its first Formula E race in October, as a pioneer in the adoption of EVs.

Tesla’s Model S is now officially the top-selling sedan in the city, having sold 2,221 in 2015. Hong Kong also has the highest density of Tesla superchargers in the world.

READ MORE: Hong Kong ideally placed to power ahead with electric cars

LeEco started out as an online video-streaming company and evolved into a many-faceted group consisting of entertainment, internet and consumer electronics businesses. It entered the electric car business in January 2015 when it formed SEE Plan.

It has also taken a gamble on Faraday Future, which hired a number of former Tesla employees, including the latter’s director of vehicle and chassis design, and director of manufacturing.
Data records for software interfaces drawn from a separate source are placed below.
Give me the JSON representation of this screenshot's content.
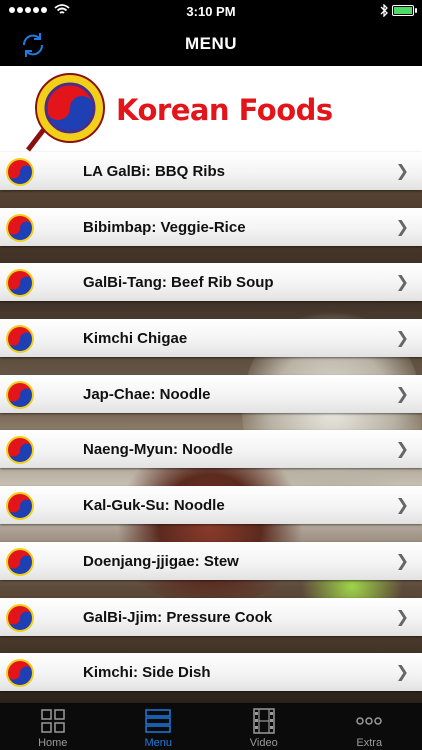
{
  "status_bar": {
    "time": "3:10 PM",
    "carrier": ""
  },
  "nav": {
    "title": "MENU"
  },
  "banner": {
    "title": "Korean Foods"
  },
  "menu_items": [
    {
      "label": "LA GalBi: BBQ Ribs"
    },
    {
      "label": "Bibimbap: Veggie-Rice"
    },
    {
      "label": "GalBi-Tang: Beef Rib Soup"
    },
    {
      "label": "Kimchi Chigae"
    },
    {
      "label": "Jap-Chae: Noodle"
    },
    {
      "label": "Naeng-Myun: Noodle"
    },
    {
      "label": "Kal-Guk-Su: Noodle"
    },
    {
      "label": "Doenjang-jjigae: Stew"
    },
    {
      "label": "GalBi-Jjim: Pressure Cook"
    },
    {
      "label": "Kimchi: Side Dish"
    }
  ],
  "tabs": [
    {
      "label": "Home",
      "icon": "grid-icon"
    },
    {
      "label": "Menu",
      "icon": "list-icon"
    },
    {
      "label": "Video",
      "icon": "film-icon"
    },
    {
      "label": "Extra",
      "icon": "more-icon"
    }
  ],
  "colors": {
    "accent": "#1f7be0",
    "brand_red": "#e3151a",
    "battery": "#4cd964"
  }
}
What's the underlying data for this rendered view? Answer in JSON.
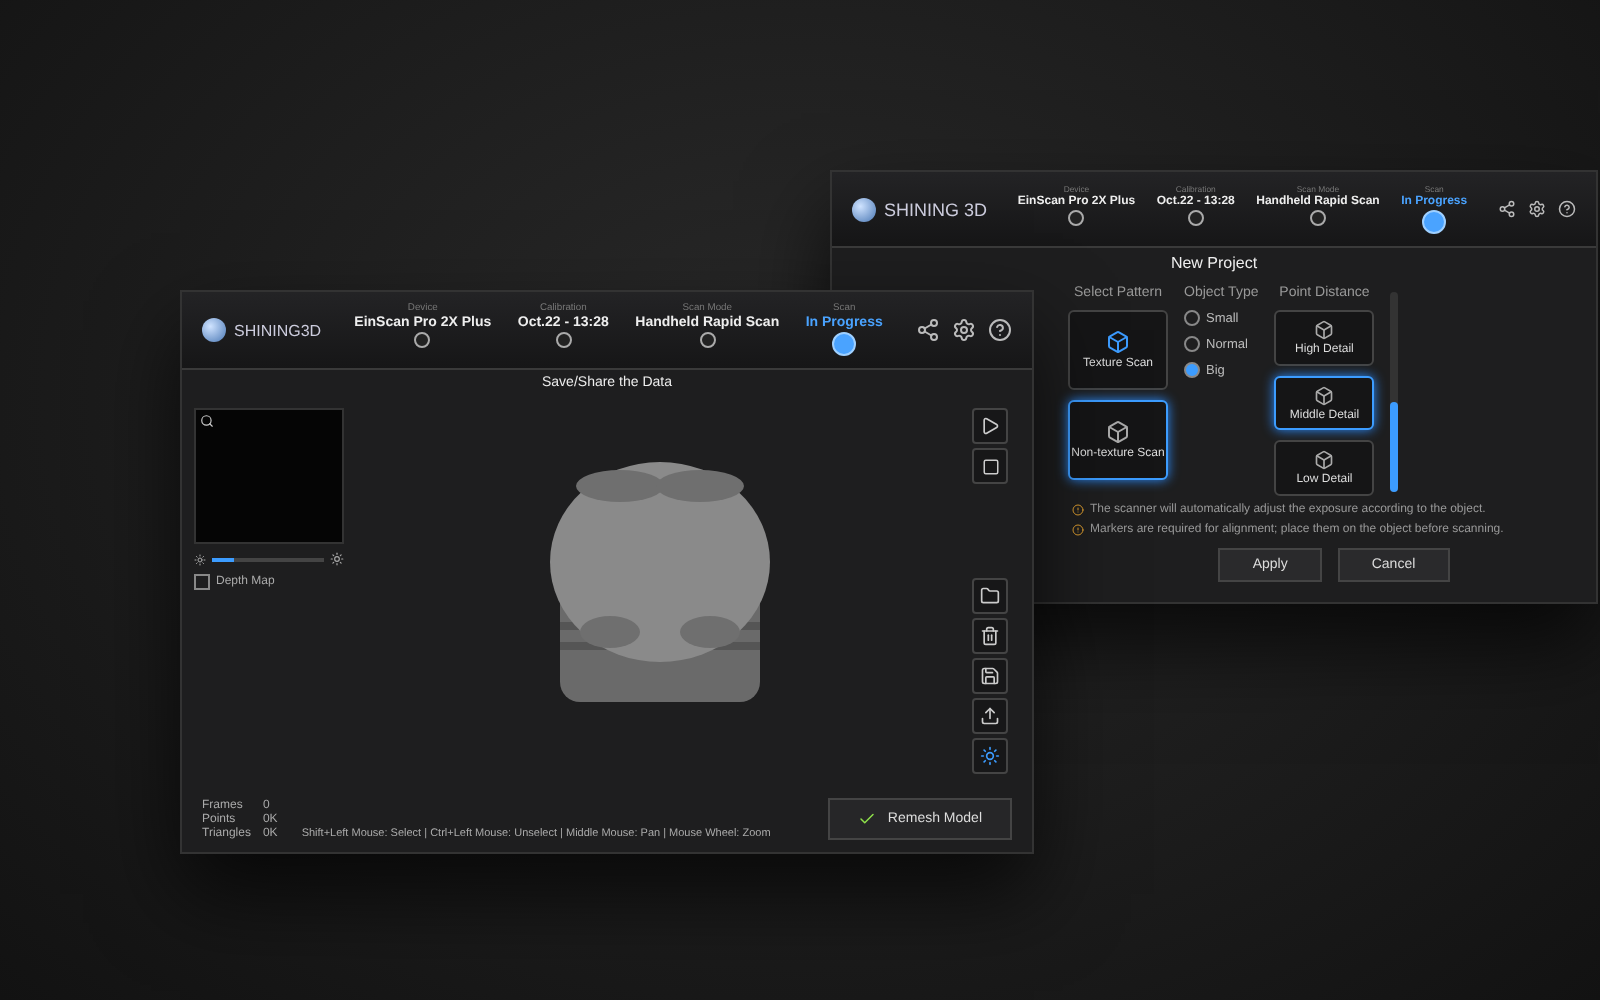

The start-up announced plans to build a US$10 billion factory in Las Vegas last year, before it released a futuristic 1,000 horsepower concept car at the Consumer Electronics Show in that city last month.

LeEco is not the only technology company entering the electric car business with the help of traditional car makers.

China’s social media giant Tencent Holding has partnered with Taiwan manufacturer Hon Hai Precision Industry and Chinese car retailer and manufacturer Harmony Auto Holding to create a joint-venture in electric cars.

Search engine company Baidu had received help from BMW, while e-commerce giant Alibaba Group collaborated with Shanghai Automotive Industry Corporation(SAIC).